Attention Deficit Hyperactivity Disorder, or ADHD, is also sometimes referred to by it’s older designation, “Attention Deficit Disorder,” commonly referred to as ADD. While not curable, ADHD is highly treatable, and one of the most commonly diagnosed childhood disorders. There are almost 6.5 million children in the United States diagnosed with some form of ADHD.

The three common types of ADHD are inattentive, hyperactive-impulsive, and combined (both inattentive and hyperactive-impulsive). Inattentiveness in children presents at early ages, and is marked by a seeming lack of ability to focus on a task. Hyperactive impulsivity is marked by an inability to self regulate behavior appropriate for your child’s age group. Combined ADHD is both of these symptom sets together.

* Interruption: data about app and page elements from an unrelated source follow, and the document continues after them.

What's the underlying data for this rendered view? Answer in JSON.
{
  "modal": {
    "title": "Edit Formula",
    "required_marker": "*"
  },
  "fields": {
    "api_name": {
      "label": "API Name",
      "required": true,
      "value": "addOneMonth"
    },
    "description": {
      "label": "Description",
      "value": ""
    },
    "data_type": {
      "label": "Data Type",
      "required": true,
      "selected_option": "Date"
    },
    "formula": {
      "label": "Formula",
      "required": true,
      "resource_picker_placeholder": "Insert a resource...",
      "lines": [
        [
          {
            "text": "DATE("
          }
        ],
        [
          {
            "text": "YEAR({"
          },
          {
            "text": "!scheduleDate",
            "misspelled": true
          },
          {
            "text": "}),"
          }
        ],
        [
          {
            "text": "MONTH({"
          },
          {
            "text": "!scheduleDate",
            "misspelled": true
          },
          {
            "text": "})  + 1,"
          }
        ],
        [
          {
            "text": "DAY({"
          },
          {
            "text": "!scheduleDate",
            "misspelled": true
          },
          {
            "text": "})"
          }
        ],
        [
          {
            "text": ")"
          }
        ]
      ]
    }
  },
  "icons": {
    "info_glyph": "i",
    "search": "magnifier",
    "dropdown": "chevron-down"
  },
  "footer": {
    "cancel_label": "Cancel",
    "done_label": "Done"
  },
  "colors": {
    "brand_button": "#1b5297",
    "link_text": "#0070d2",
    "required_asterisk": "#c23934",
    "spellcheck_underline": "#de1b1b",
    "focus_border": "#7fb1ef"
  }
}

All children have trouble focusing from time to time, and an occasional lack of restraint or ability to sit still is to be expected from all age groups and genders. Children with ADHD have exacerbated symptoms that prevent them from being able to function normally in school and at home. With each set of symptoms, a number of criteria must be met to determine if your child is within normal behavioral and cognitive markers for his or her age group.

Symptoms of ADHD can range from mild to severe, and these symptoms can negatively impact a child’s confidence in school or at play. Symptoms of ADHD are more pronounced in unstructured environments, such as recess on the playground, but they do spill over into the classroom setting and can affect your child’s performance in school. If you suspect that your child meets some of the criteria for ADHD, please fill out our NICHQ Vanderbilt Assessment Scale, print it out, and bring it with you to your child’s appointment.


Download the NICHQ Vanderbilt Assessment Scales for Parents


Download the NICHQ Vanderbilt Assessment Scales for Teachers